Paul’s conversion is recorded as no less spectacular as Paul was struck to the ground and blinded by the light of God on the way to Damascus, having heard the voice of Christ call to him, “Saul, Saul, why are you persecuting me?” This morning Paul is preaching the gospel to the Corinthians (1COR 15:1-11). As he recounts all the appearances of Christ after the Resurrection, he says at the end, “Last of all he appeared to me. For I am the least of the apostles, not fit to be called an apostle because I persecuted the church of God. But by the grace of God that is what I am, and his grace to me has not been ineffective.”
Today’s gospel story of conversion can be seen as the first of many in the life of Peter and it is compelling in the physicality of it (Jesus is right in the boat with him rather than giving instructions from heaven) as much as in its similarity to the first two readings. Jesus is being pressed by the crowds so he just walks up to Peter’s boat, gets in, tells him to push out a little way so he can continue preaching without being trampled, sits down and resumes his teaching. I often wonder what that encounter touched in Peter to allow his response to be so seamless – no objection or asking for time to finish washing his nets…especially since when Jesus stopped preaching and told Peter to go out further and start fishing again, he wasn’t so keen, having fished all night with no success. But he did what Jesus asked. The rest of the story is familiar; so many fish in the nets that they filled two boats. The response of Peter echoes Isaiah and Paul when he “fell to his knees and said, Depart from me, Lord, for I am a sinful man.” Jesus said in reply, “Do not be afraid; from now on you will be catching [people].”
So here’s my conclusion which actually arose because of one sentence in the gospel but is built on the happenings in all three stories. Peter, Paul and Isaiah all experienced a shocking personal revelation of God’s power to which each of them responded by speaking of their unworthiness. God did not respond that they were, in fact, worthy; rather in each case God removed their unworthiness which would have blocked them from their mission. Most of us are not recipients of such miraculous calls from God but many of us tend to respond with the same hesitation; we feel unworthy. Paul caught the point that it is God’s grace that allows us to overcome what blocks us from doing the work that is ours. But what is it that helps us to truly see what Paul saw? What removes the blindness that keeps us from response?
What answers those questions for me is the second command of Jesus to Peter this morning. “Put out into deep water and lower your nets for a catch,” Jesus said.
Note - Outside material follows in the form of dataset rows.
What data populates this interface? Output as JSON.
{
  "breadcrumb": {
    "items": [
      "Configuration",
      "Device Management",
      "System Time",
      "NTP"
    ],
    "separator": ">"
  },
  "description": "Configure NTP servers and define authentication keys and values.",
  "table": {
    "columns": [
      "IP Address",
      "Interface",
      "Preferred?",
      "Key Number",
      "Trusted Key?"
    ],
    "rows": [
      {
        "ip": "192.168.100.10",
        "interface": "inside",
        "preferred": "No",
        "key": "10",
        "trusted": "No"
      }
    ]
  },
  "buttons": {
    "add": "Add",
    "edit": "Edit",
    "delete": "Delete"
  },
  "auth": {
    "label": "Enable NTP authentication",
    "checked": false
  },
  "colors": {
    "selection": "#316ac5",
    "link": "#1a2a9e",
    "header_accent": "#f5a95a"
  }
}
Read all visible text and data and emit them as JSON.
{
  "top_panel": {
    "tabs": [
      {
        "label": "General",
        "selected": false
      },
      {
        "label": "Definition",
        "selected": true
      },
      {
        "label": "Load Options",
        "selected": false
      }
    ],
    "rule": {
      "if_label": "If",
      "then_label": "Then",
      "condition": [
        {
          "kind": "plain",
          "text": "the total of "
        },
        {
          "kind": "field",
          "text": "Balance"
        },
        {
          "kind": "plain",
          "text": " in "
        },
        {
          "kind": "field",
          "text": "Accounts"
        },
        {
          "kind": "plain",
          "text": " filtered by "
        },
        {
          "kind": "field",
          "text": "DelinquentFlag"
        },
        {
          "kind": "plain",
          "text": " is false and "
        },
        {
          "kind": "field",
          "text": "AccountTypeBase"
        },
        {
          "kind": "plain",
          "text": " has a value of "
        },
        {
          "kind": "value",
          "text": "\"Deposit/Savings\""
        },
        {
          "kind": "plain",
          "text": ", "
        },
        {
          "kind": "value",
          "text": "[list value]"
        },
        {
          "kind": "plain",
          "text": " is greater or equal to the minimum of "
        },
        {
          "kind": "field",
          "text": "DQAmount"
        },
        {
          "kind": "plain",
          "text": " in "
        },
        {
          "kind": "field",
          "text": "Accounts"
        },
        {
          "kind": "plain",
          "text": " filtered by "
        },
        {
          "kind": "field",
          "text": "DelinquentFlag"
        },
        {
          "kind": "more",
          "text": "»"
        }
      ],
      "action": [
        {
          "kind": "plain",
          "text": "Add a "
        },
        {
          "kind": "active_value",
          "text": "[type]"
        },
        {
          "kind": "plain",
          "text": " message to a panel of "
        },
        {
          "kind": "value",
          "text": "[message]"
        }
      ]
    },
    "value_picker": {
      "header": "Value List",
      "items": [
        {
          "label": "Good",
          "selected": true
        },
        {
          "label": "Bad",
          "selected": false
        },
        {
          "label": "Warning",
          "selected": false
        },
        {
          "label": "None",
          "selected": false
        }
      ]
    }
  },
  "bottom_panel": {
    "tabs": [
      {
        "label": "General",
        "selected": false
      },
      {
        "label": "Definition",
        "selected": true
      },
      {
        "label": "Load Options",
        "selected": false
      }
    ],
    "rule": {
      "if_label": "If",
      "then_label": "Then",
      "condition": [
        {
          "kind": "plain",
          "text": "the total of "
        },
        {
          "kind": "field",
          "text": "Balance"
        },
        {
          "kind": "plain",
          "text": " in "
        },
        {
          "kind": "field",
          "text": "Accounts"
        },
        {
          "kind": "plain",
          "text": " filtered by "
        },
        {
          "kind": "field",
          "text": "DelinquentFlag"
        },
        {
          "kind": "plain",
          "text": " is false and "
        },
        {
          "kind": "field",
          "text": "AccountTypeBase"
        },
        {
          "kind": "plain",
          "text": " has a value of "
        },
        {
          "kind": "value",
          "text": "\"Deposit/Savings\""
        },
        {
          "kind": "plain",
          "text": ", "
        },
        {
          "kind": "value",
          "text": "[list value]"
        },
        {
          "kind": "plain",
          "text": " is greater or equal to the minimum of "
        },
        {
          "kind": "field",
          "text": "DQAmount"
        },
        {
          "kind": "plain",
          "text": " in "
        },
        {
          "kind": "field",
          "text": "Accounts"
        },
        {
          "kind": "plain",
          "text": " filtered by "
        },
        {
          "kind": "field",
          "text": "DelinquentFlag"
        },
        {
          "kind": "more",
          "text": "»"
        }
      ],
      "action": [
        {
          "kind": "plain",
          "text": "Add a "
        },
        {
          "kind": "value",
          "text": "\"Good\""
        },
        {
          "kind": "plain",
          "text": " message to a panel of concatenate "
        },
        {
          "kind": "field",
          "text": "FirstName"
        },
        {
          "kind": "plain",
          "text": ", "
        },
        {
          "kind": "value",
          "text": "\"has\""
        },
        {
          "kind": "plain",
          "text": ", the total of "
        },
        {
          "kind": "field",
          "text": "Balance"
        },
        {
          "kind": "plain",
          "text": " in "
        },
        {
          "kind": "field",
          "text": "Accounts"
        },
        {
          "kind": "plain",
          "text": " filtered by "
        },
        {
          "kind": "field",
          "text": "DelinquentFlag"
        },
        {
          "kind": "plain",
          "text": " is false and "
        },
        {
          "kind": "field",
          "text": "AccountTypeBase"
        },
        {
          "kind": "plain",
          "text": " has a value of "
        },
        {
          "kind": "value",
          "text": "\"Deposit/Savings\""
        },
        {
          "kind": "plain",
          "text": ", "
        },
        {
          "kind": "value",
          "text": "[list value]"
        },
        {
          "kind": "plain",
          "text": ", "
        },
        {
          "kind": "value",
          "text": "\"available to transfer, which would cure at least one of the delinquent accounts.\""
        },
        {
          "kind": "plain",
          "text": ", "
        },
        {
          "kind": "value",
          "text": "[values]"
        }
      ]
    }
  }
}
Seen in my life as a metaphor, that statement reminds me that the habits of deep listening and faith are the keys to breaking out of the mindset of unworthiness and trusting God’s grace in all I attempt to accomplish. Success and failure do not matter as much as willingness to serve. God will take care of the rest of the story.